Due To The Threat Of The Asian Health Tonic Market, Indonesia Adopts New Law Prohibiting The Fishing And Trade Of Manta Rays
The Government of Indonesia is now protecting the world’s largest ray species, the giant and reef manta rays, from fishing and trade.
This new law represents a major advancement in efforts to conserve manta rays, which in 2013 were added to the list of species regulated under of CITES (the Convention on International Trade in Endangered Species of Wild Fauna and Flora).
As of September 2014, all 178 CITES member countries will need to control trade and implement other CITES trade rules for these and several heavily traded shark species to ensure that international trade is not a threat to their survival.
“The listing of oceanic and reef manta rays on CITES last year was a great first step towards mitigating the threat to these magnificent animals from overfishing,” said Dr. Stuart Campbell, Director of the Wildlife Conservation Society’s Indonesian Marine Conservation and Fisheries Program. “But far more needs to be done, particularly at the country level, to reduce this fishing pressure.”
Among the world’s largest fishes, manta rays have ‘wingspans’ that can exceed seven metres. They also have one of the highest brain-to-body ratios of all living fishes. They can reach the age of 20 to 30 years old, they mature late, and they give birth to generally a single pup every two years after a gestation period of one year.
Manta rays are among the least productive of fishes and, thus, exceptionally vulnerable to overfishing. International market demand for these fishes’ gill rakers (minute, finger-like structures that enable rays to filter zooplankton from water), which are traded for use in an increasingly popular Asian health tonic, has driven dramatic increases in largely unregulated fisheries for manta rays, and depleted their numbers at numerous sites. Both species are classified as ‘vulnerable’ according to the IUCN Red List of Threatened Species.
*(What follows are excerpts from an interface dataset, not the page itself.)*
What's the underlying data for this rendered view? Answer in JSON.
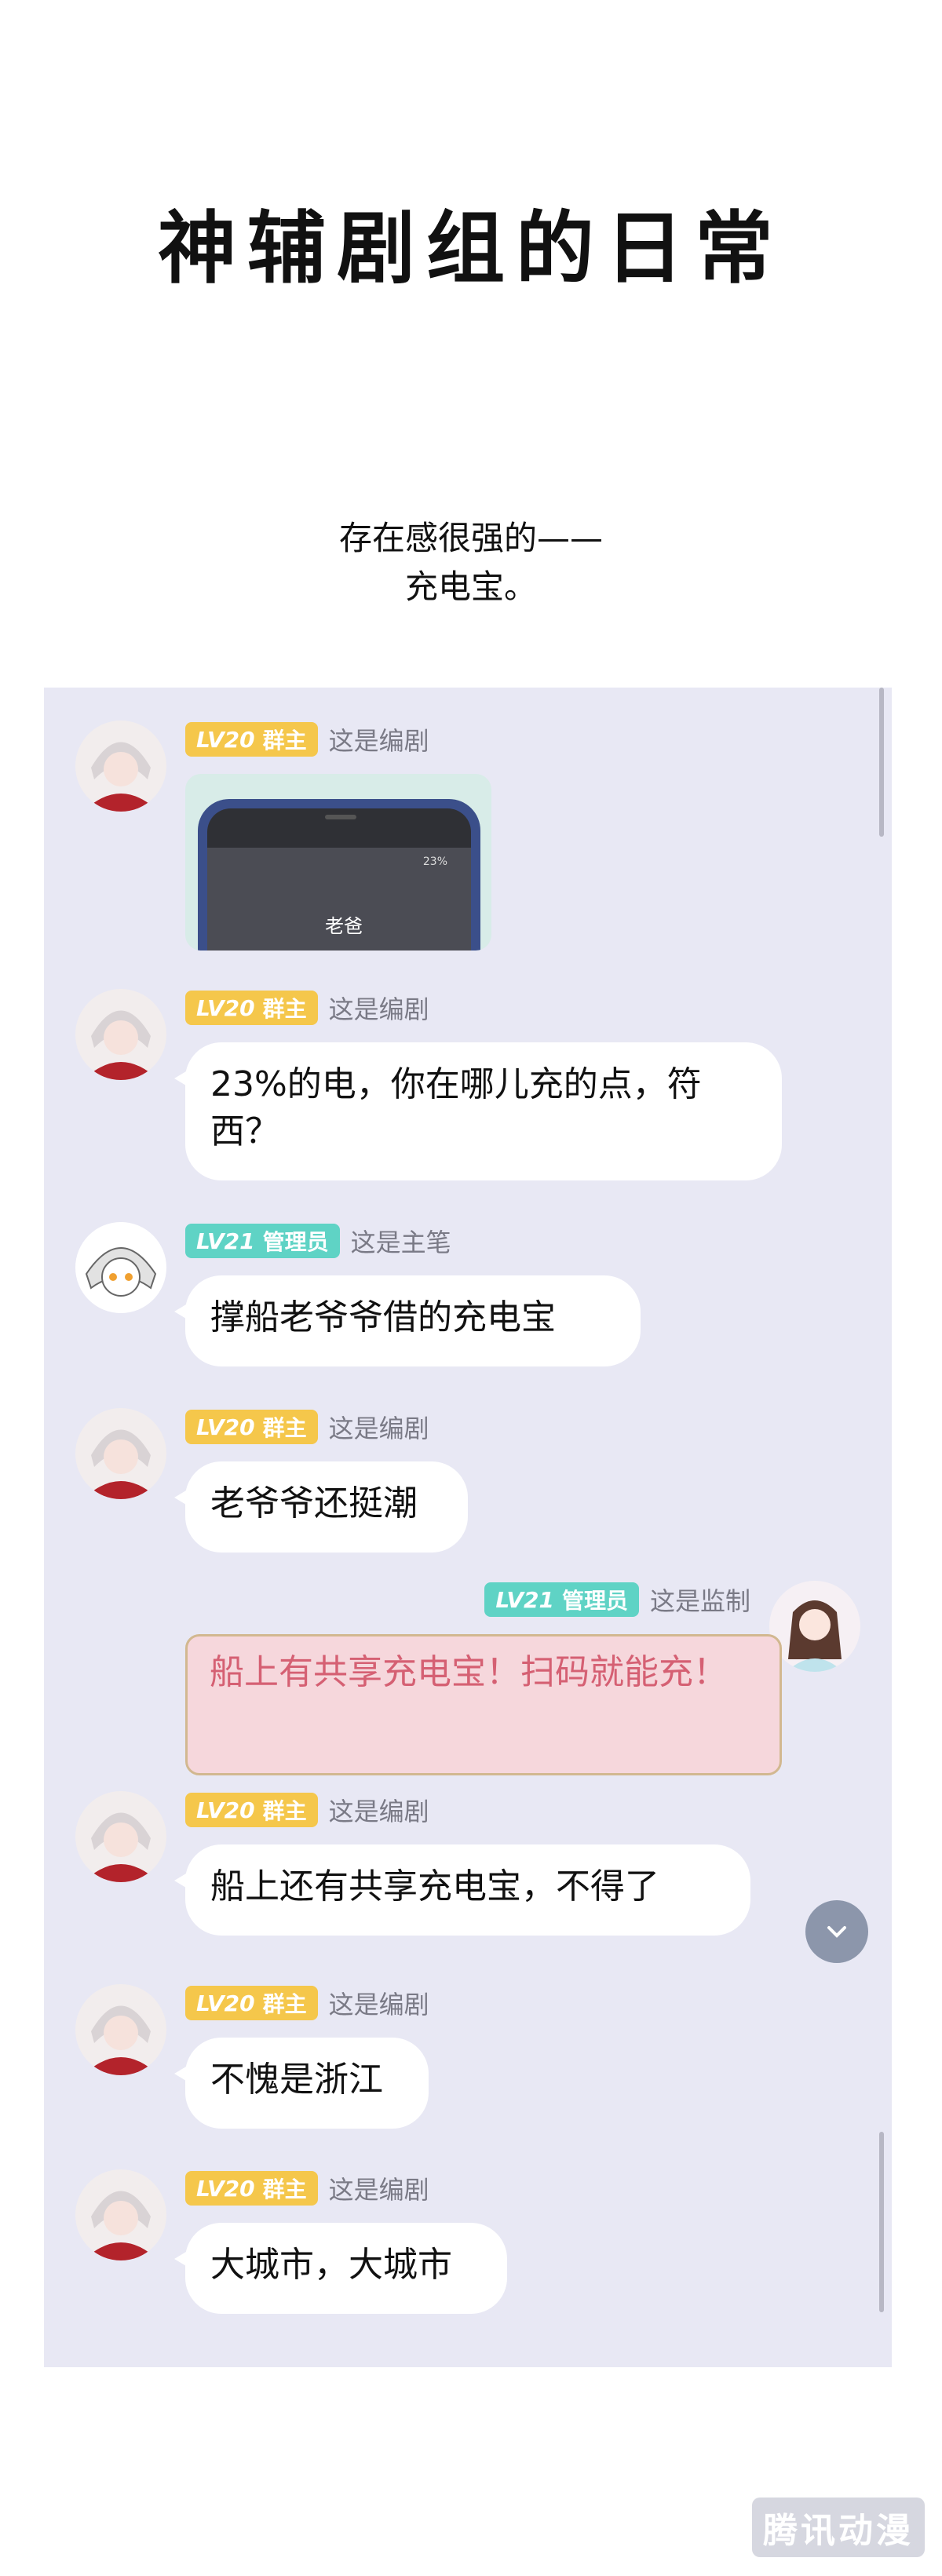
{
  "title": "神辅剧组的日常",
  "subtitle": [
    "存在感很强的——",
    "充电宝。"
  ],
  "badges": {
    "lv20": "LV20",
    "lv21": "LV21",
    "owner": "群主",
    "admin": "管理员"
  },
  "messages": [
    {
      "nick": "这是编剧",
      "image_text": "老爸",
      "image_status": "23%"
    },
    {
      "nick": "这是编剧",
      "text": "23%的电，你在哪儿充的点，符西？"
    },
    {
      "nick": "这是主笔",
      "text": "撑船老爷爷借的充电宝"
    },
    {
      "nick": "这是编剧",
      "text": "老爷爷还挺潮"
    },
    {
      "nick": "这是监制",
      "text": "船上有共享充电宝！扫码就能充！"
    },
    {
      "nick": "这是编剧",
      "text": "船上还有共享充电宝，不得了"
    },
    {
      "nick": "这是编剧",
      "text": "不愧是浙江"
    },
    {
      "nick": "这是编剧",
      "text": "大城市，大城市"
    }
  ],
  "watermark": "腾讯动漫",
  "colors": {
    "chat_bg": "#e8e8f4",
    "badge_gold": "#f5c74b",
    "badge_teal": "#5fd3c5",
    "pink_bubble": "#f6d7dc",
    "pink_text": "#d56073"
  }
}
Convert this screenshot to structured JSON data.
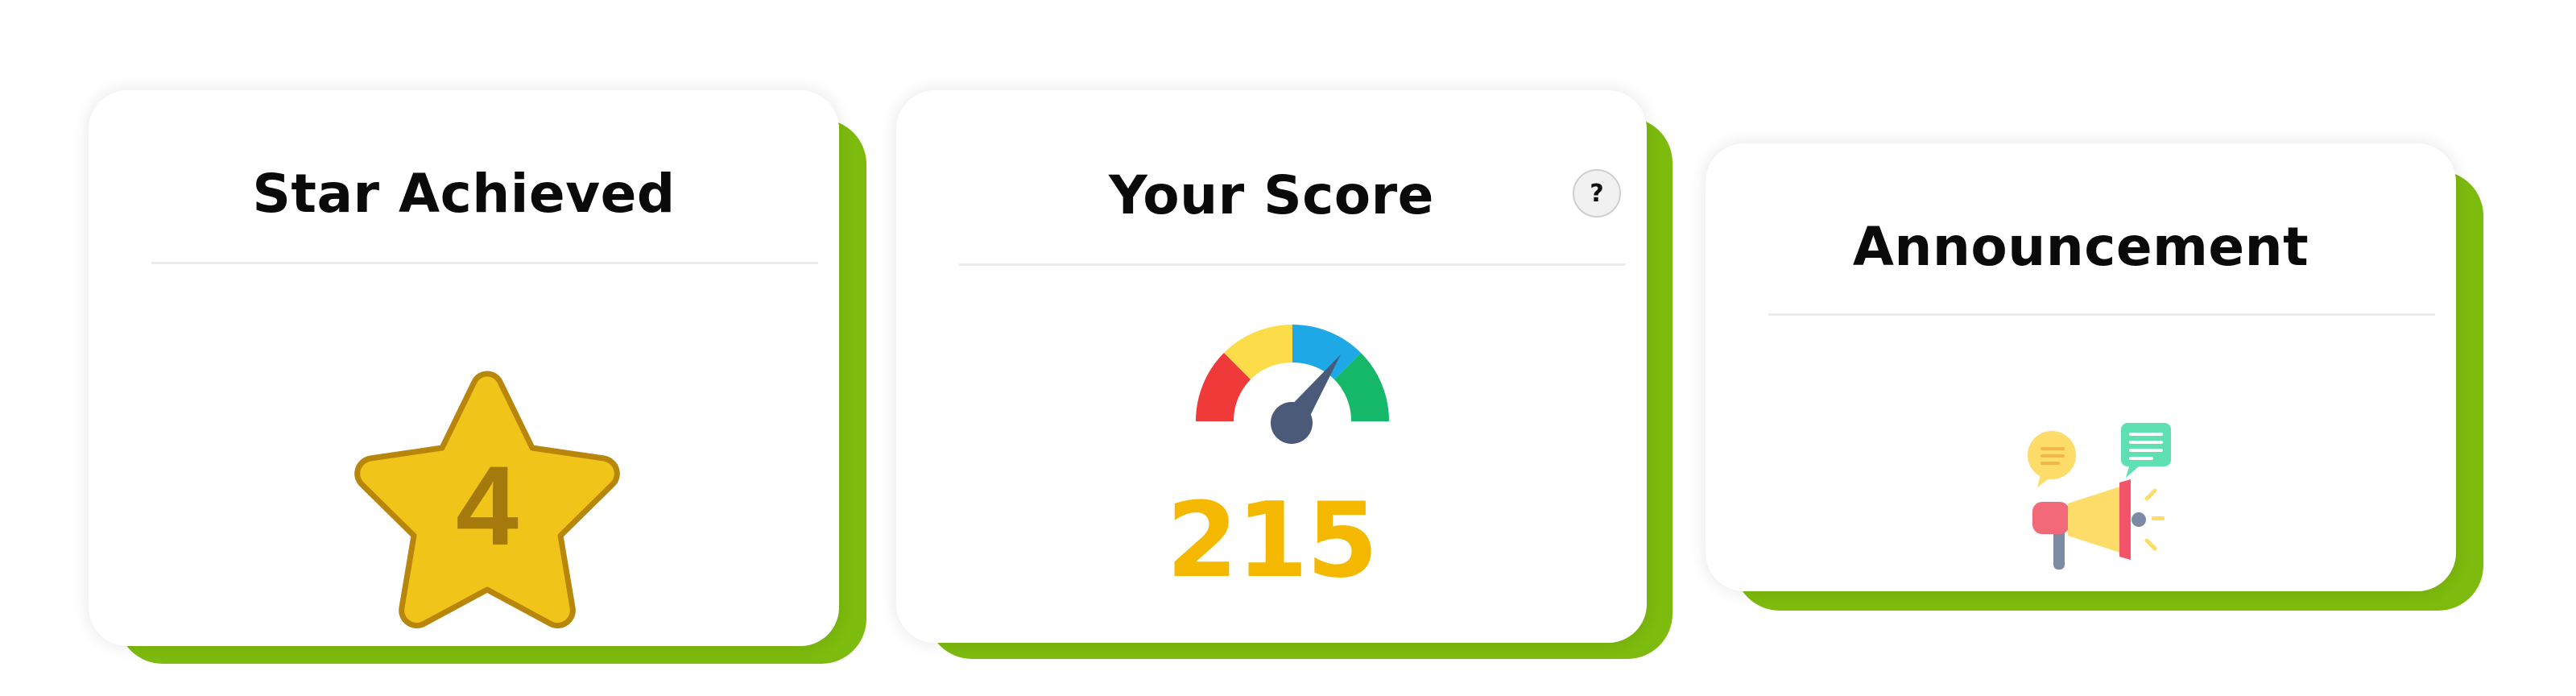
{
  "cards": {
    "star": {
      "title": "Star Achieved",
      "stars_count": "4"
    },
    "score": {
      "title": "Your Score",
      "help_label": "?",
      "score_value": "215"
    },
    "announcement": {
      "title": "Announcement"
    }
  },
  "colors": {
    "accent_green": "#7dbb0e",
    "star_fill": "#f0c419",
    "star_stroke": "#b8860b",
    "score_text": "#f5b800",
    "gauge_red": "#f03a3a",
    "gauge_yellow": "#fddc4a",
    "gauge_blue": "#1ea8e6",
    "gauge_green": "#15b768",
    "needle": "#4a5a78"
  },
  "icons": {
    "star": "star-icon",
    "gauge": "speedometer-icon",
    "help": "question-icon",
    "announcement": "megaphone-icon"
  }
}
Although mantas have been commercially fished in Indonesia, they are far more important economically in the country’s dive tourism industry. Recent reviews of the tourism value of manta rays have provided irrefutable evidence that these animals are worth far more alive than dead, with a single animal estimated to generate from $100,000 to as much as $1.9 million in dive tourism revenue over its lifetime, as compared with as little as $200 paid for a dead manta at a fish landing site.